■ Exercise directions
A single total is needed, the number of lines of this listing that contain the string "time".

:::

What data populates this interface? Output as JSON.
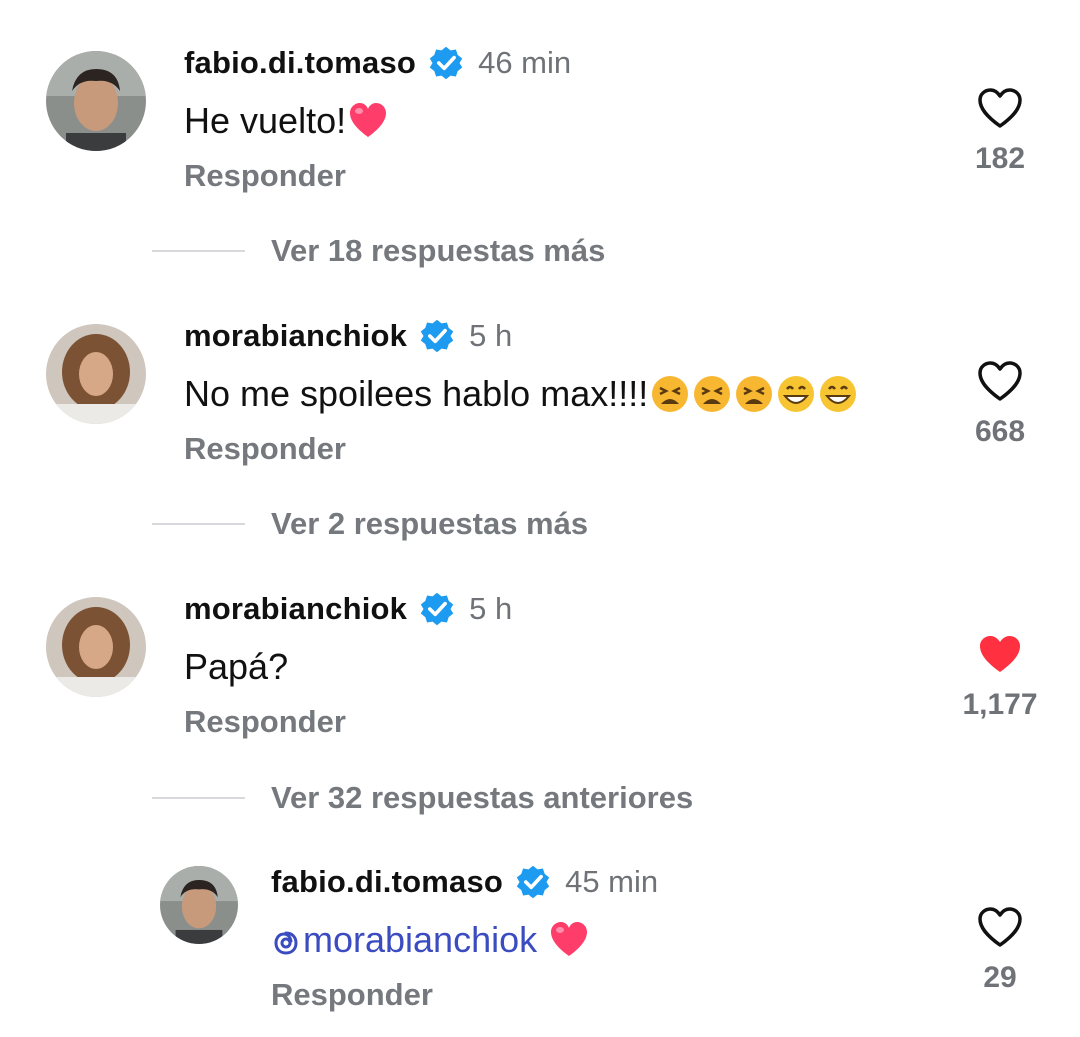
{
  "comments": [
    {
      "username": "fabio.di.tomaso",
      "time": "46 min",
      "text": "He vuelto!",
      "reply_label": "Responder",
      "like_count": "182",
      "liked": false
    },
    {
      "username": "morabianchiok",
      "time": "5 h",
      "text": "No me spoilees hablo max!!!!",
      "reply_label": "Responder",
      "like_count": "668",
      "liked": false
    },
    {
      "username": "morabianchiok",
      "time": "5 h",
      "text": "Papá?",
      "reply_label": "Responder",
      "like_count": "1,177",
      "liked": true
    },
    {
      "username": "fabio.di.tomaso",
      "time": "45 min",
      "mention": "morabianchiok",
      "reply_label": "Responder",
      "like_count": "29",
      "liked": false
    }
  ],
  "more_replies": [
    "Ver 18 respuestas más",
    "Ver 2 respuestas más",
    "Ver 32 respuestas anteriores"
  ],
  "colors": {
    "verified": "#1d9bf0",
    "liked": "#ff3040",
    "mention": "#3b4cc0",
    "muted": "#75797e"
  }
}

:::

■ Solution to this exercise
4